should provide you with a bibliography of all sources used.
want to reserve research time for your students in the school library and allow
students a class period or two of research time to work on their presentations.
Allow each group to present their stand, support, and findings to the class. Encourage
students to question their peers on their stands and support. Remind students
that they are trying to persuade their peers to subscribe to their point of view.
all presentations have been completed, assign students to write a two-page reaction
to the group presentations and to explain which mode of thought they subscribe
to now after hearing more facts and figures and different perspectives. Students
should also write about what kind of solution they would propose to this problem
of illegal downloading. How would their solution work? When the responses are

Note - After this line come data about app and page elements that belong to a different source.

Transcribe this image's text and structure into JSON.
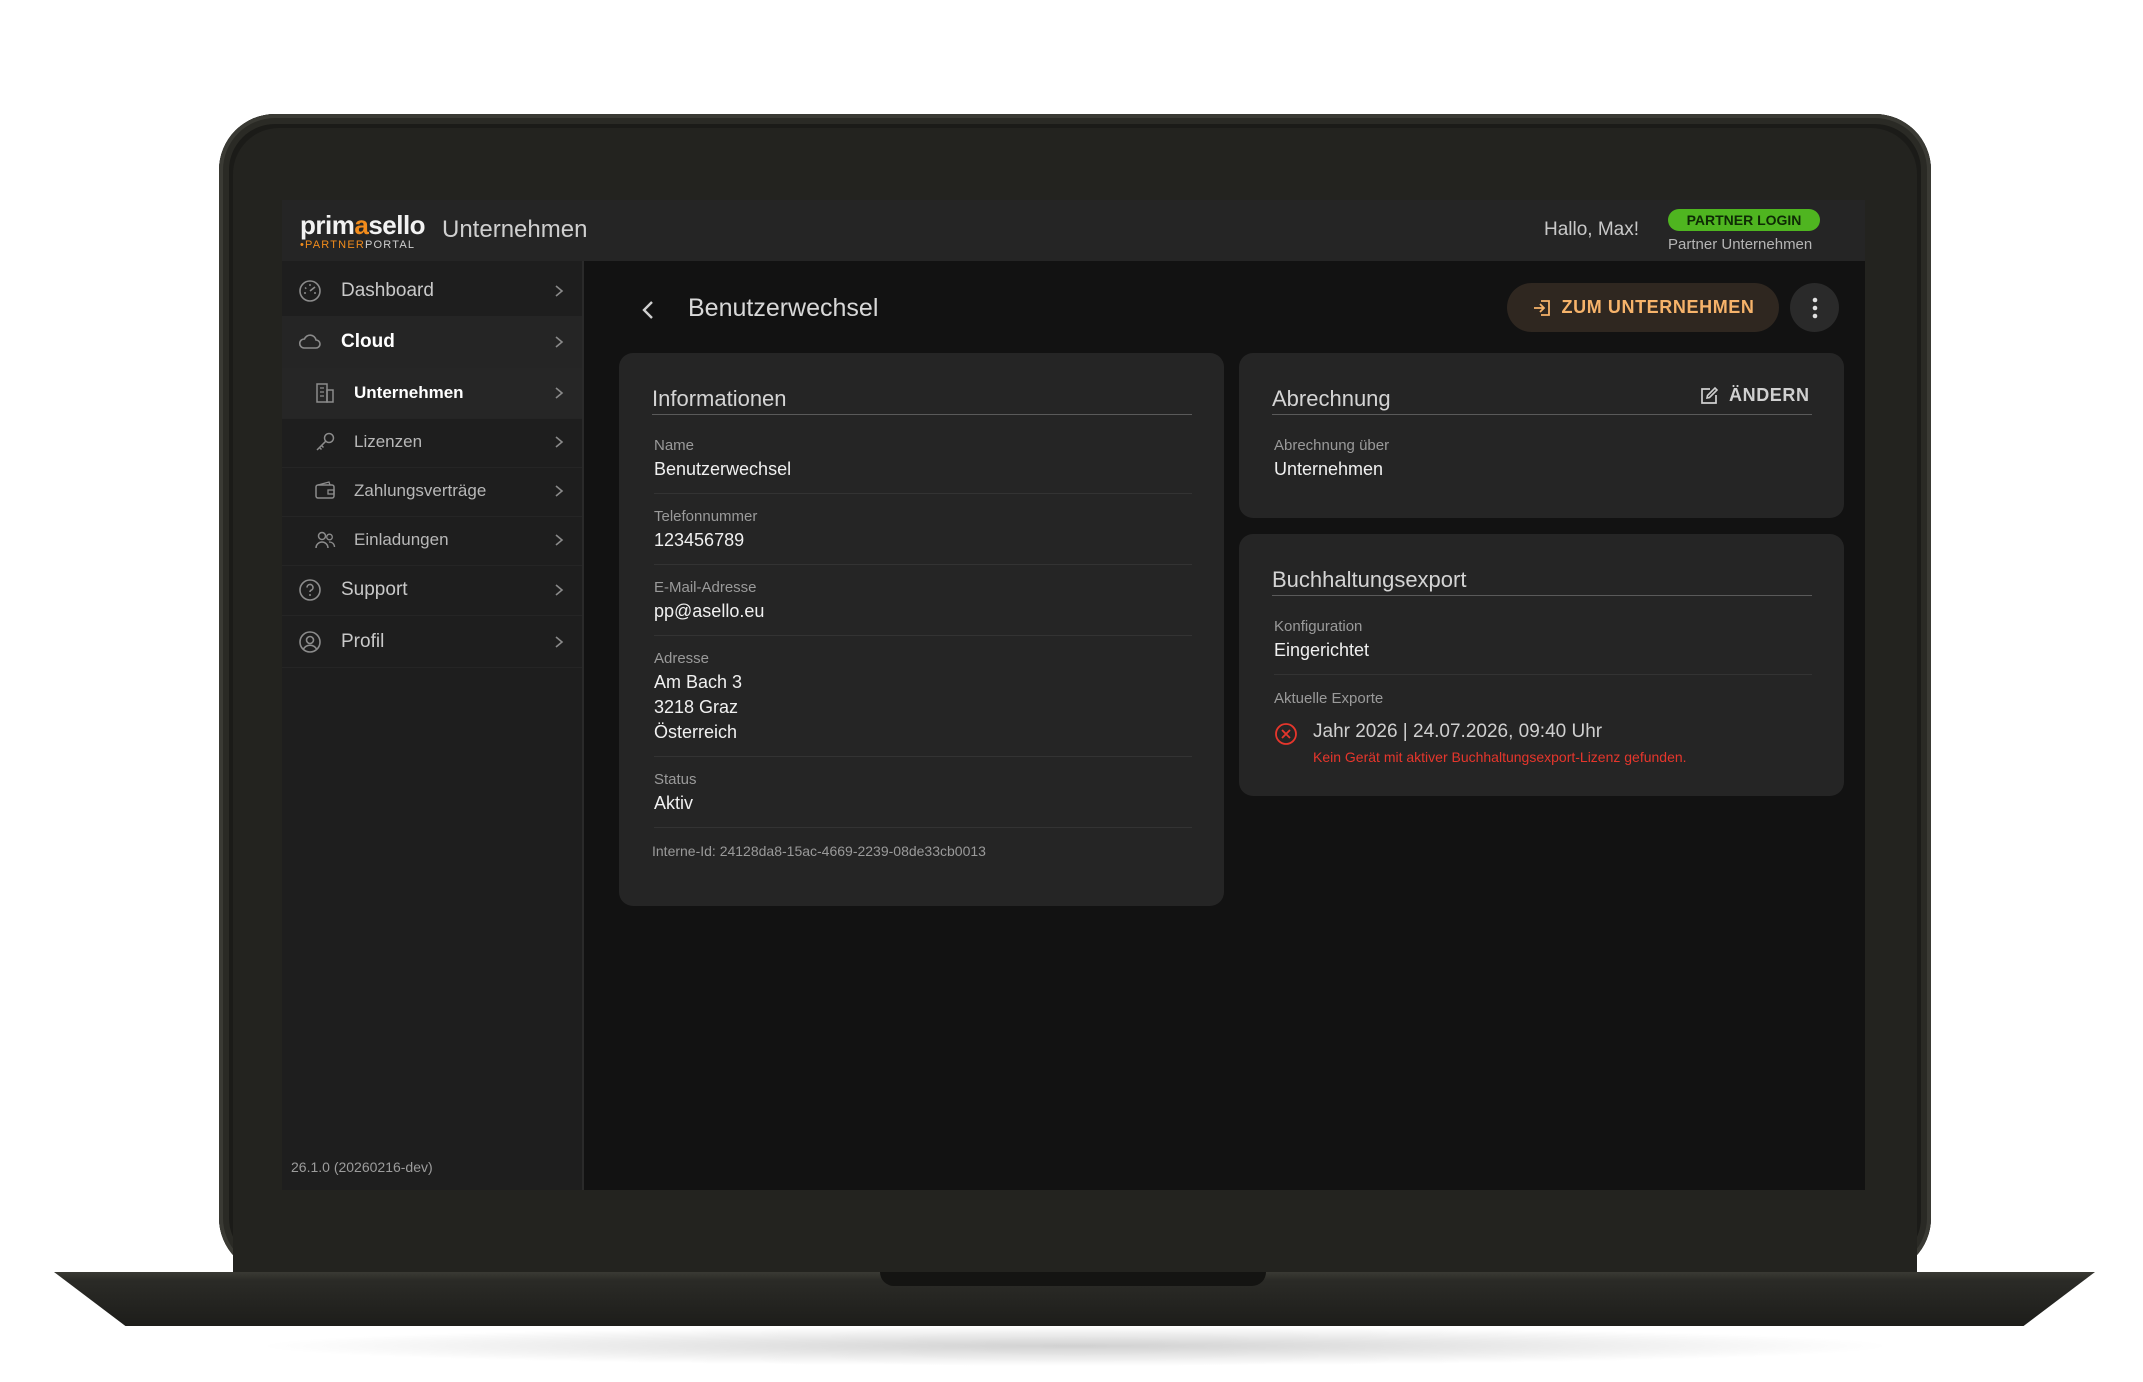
{
  "header": {
    "logo_text_left": "prim",
    "logo_text_accent": "a",
    "logo_text_right": "sello",
    "logo_sub_accent": "•PARTNER",
    "logo_sub_rest": "PORTAL",
    "app_title": "Unternehmen",
    "greeting": "Hallo, Max!",
    "partner_badge": "PARTNER LOGIN",
    "partner_sub": "Partner Unternehmen"
  },
  "sidebar": {
    "items": [
      {
        "label": "Dashboard",
        "icon": "gauge-icon"
      },
      {
        "label": "Cloud",
        "icon": "cloud-icon"
      },
      {
        "label": "Unternehmen",
        "icon": "building-icon"
      },
      {
        "label": "Lizenzen",
        "icon": "key-icon"
      },
      {
        "label": "Zahlungsverträge",
        "icon": "wallet-icon"
      },
      {
        "label": "Einladungen",
        "icon": "users-icon"
      },
      {
        "label": "Support",
        "icon": "help-icon"
      },
      {
        "label": "Profil",
        "icon": "user-circle-icon"
      }
    ],
    "version": "26.1.0 (20260216-dev)"
  },
  "main": {
    "title": "Benutzerwechsel",
    "company_button": "ZUM UNTERNEHMEN",
    "info_card": {
      "title": "Informationen",
      "name_label": "Name",
      "name_value": "Benutzerwechsel",
      "phone_label": "Telefonnummer",
      "phone_value": "123456789",
      "email_label": "E-Mail-Adresse",
      "email_value": "pp@asello.eu",
      "address_label": "Adresse",
      "address_line1": "Am Bach 3",
      "address_line2": "3218 Graz",
      "address_line3": "Österreich",
      "status_label": "Status",
      "status_value": "Aktiv",
      "intern_id": "Interne-Id: 24128da8-15ac-4669-2239-08de33cb0013"
    },
    "billing_card": {
      "title": "Abrechnung",
      "edit_label": "ÄNDERN",
      "billing_label": "Abrechnung über",
      "billing_value": "Unternehmen"
    },
    "export_card": {
      "title": "Buchhaltungsexport",
      "config_label": "Konfiguration",
      "config_value": "Eingerichtet",
      "exports_label": "Aktuelle Exporte",
      "export_entry": "Jahr 2026 | 24.07.2026, 09:40 Uhr",
      "export_error": "Kein Gerät mit aktiver Buchhaltungsexport-Lizenz gefunden."
    }
  },
  "colors": {
    "accent_orange": "#f28c1c",
    "badge_green": "#4fb520",
    "error_red": "#e6362c",
    "button_text": "#f6b36a"
  }
}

turned in, take a poll to see how many students ended up changing their original
NCSS Standards: Culture; Science, Technology, and Society;
and Civic Ideals and Practices
Author Lisa Greeves has taught high school English and
Journalism classes for two Virginia school systems: Fairfax County Public Schools
and Rockbridge County Schools. She has a bachelor's degree in English and Communication
from James Madison University and a Master's Degree in English from Virginia Commonwealth
University. She recently had a chapter published in the 2002 NCTE publication
Applying NCTE/IRA Standards in Classroom Journalism Projects.
find out more about opportunities to contribute to this site, contact Leah Clapman at firstname.lastname@example.org.